The CDC is relying on an African study that showed a sharp drop in heterosexual transmission of HIV in men who were circumcised as adults. However, no study has shown a similar benefit in highly deveoped countries.
Circumcision offers at best false security. It won’t allow anyone to throw away the condoms. Bioethicist Alice Dreger explains:
To state the obvious, circumcision doesn’t prevent HIV infection. A circumcised penis may be less effective at transmitting HIV, but it can still manage it. Anyone who thinks they are protecting their son from HIV by preemptive circumcision probably should also consider castration, since that significantly lowers the libido, and heaven knows libido is a serious risk factor for sexually transmitted diseases. Or you might just consider good sex education.
Of course, too many Americans seem to still think comprehensive sex ed is morally and physically dangerous. Far better to expose babies to the risks of circumcision! (The risks are relatively rare, but they include possible wounds to the penis. Also, the official tally of “risk” doesn’t take into account possible loss of pleasure and sensation.)
By the same logic, the CDC might also recommend hysterectomy to all women who’ve finished childbearing and prophyactic mastectomy to all women who don’t plan to breastfeed in the future. You’d prevent thousands upon thousands of cancers.
The real issue here, though, is informed consent. Babies can’t consent. When I gave birth to my two boys, I thought it would be presumptuous and immoral for their father and me to make an irrevocable decision about their anatomy. I also didn’t want their arrival in this world to be marked by avoidable pain. Yes, parents have to make medical decisions on behalf of their children all the time, but very few of them involve amputating part of the body for uncertain gain in the distant future.
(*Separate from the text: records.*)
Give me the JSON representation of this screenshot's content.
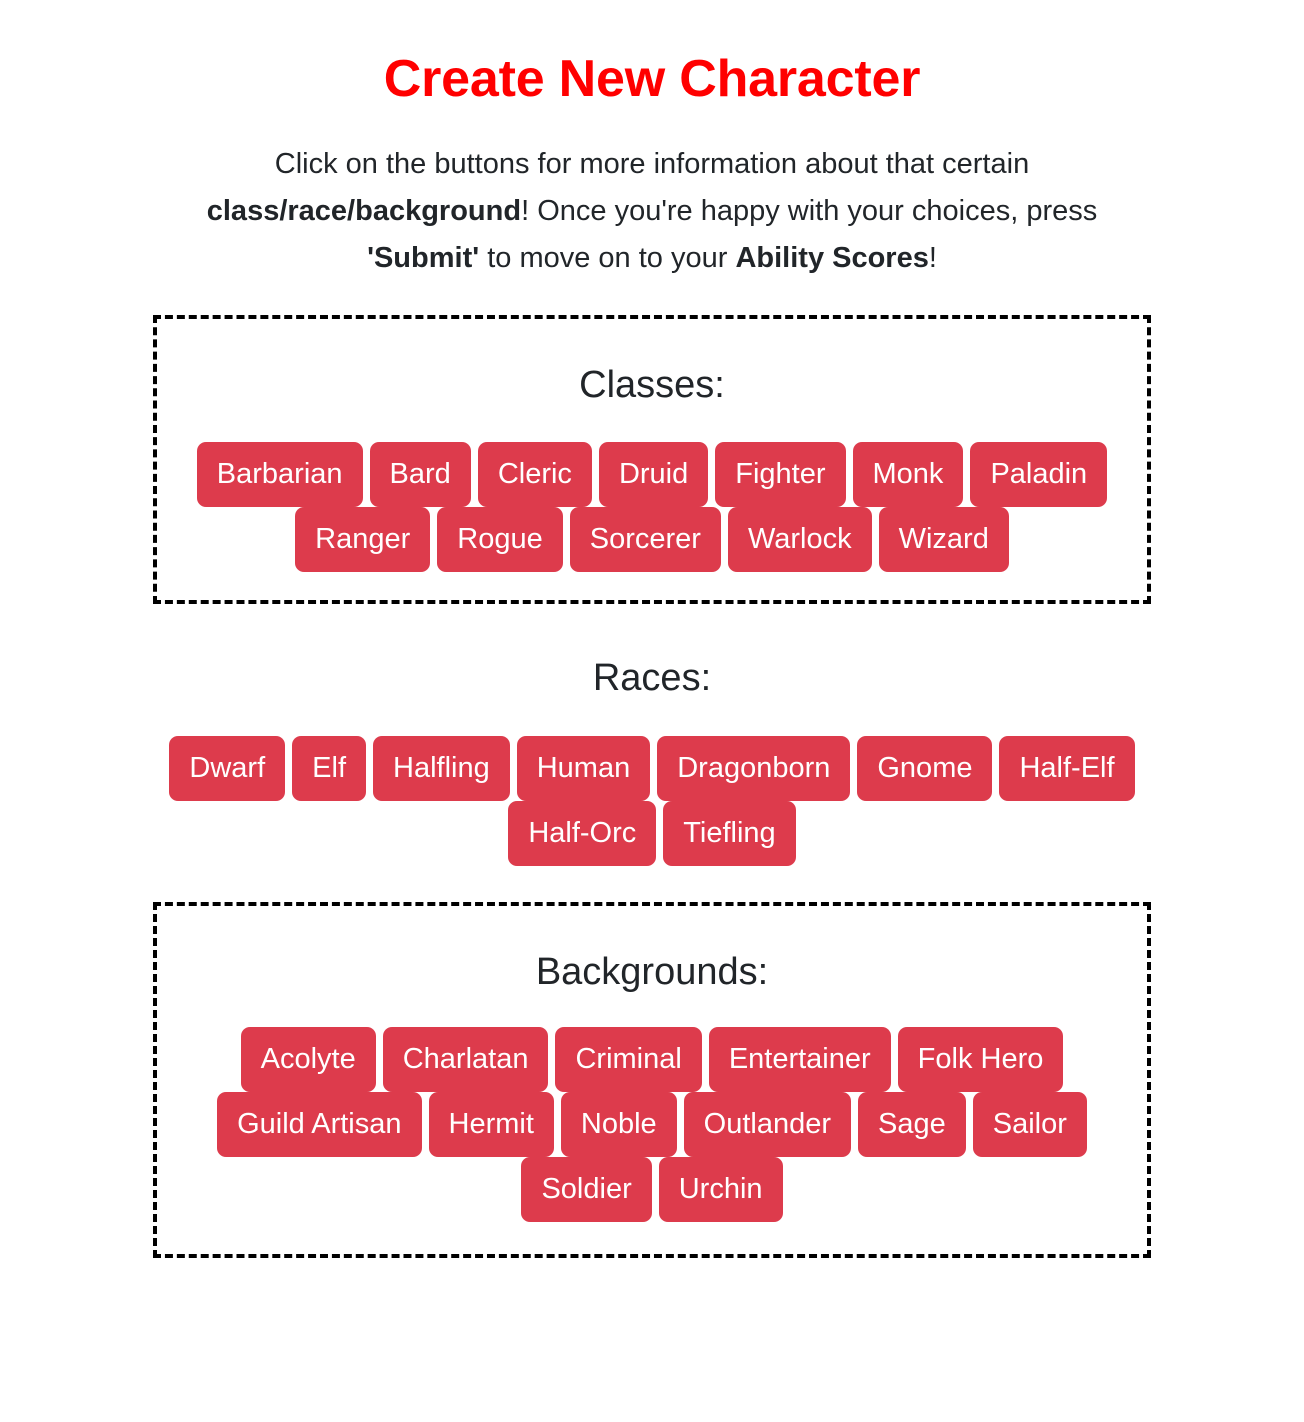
{
  "header": {
    "title": "Create New Character",
    "subtitle_parts": [
      {
        "text": "Click on the buttons for more information about that certain ",
        "bold": false
      },
      {
        "text": "class/race/background",
        "bold": true
      },
      {
        "text": "! Once you're happy with your choices, press ",
        "bold": false
      },
      {
        "text": "'Submit'",
        "bold": true
      },
      {
        "text": " to move on to your ",
        "bold": false
      },
      {
        "text": "Ability Scores",
        "bold": true
      },
      {
        "text": "!",
        "bold": false
      }
    ]
  },
  "colors": {
    "title_red": "#ff0000",
    "button_red": "#dd3b4c",
    "button_text": "#ffffff",
    "heading_dark": "#212529",
    "border_dashed": "#000000",
    "page_background": "#ffffff"
  },
  "sections": [
    {
      "id": "classes",
      "heading": "Classes:",
      "boxed": true,
      "buttons": [
        "Barbarian",
        "Bard",
        "Cleric",
        "Druid",
        "Fighter",
        "Monk",
        "Paladin",
        "Ranger",
        "Rogue",
        "Sorcerer",
        "Warlock",
        "Wizard"
      ]
    },
    {
      "id": "races",
      "heading": "Races:",
      "boxed": false,
      "buttons": [
        "Dwarf",
        "Elf",
        "Halfling",
        "Human",
        "Dragonborn",
        "Gnome",
        "Half-Elf",
        "Half-Orc",
        "Tiefling"
      ]
    },
    {
      "id": "backgrounds",
      "heading": "Backgrounds:",
      "boxed": true,
      "buttons": [
        "Acolyte",
        "Charlatan",
        "Criminal",
        "Entertainer",
        "Folk Hero",
        "Guild Artisan",
        "Hermit",
        "Noble",
        "Outlander",
        "Sage",
        "Sailor",
        "Soldier",
        "Urchin"
      ]
    }
  ]
}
And one more thing: Although the New York Times article appeared in yesterday’s edition, none of the many feminist blogs I follow has mentioned this story; I found it via a brief mention by Hanna Rosin who’s guest blogging at The Daily Dish. I’m a bit perplexed that the feminist blogosphere hasn’t picked it up. This is not a question of “men’s rights.” It’s an issue for feminist parents, and in fact for anyone who believes in bodily integrity and autonomy. It’s a matter of basic human rights.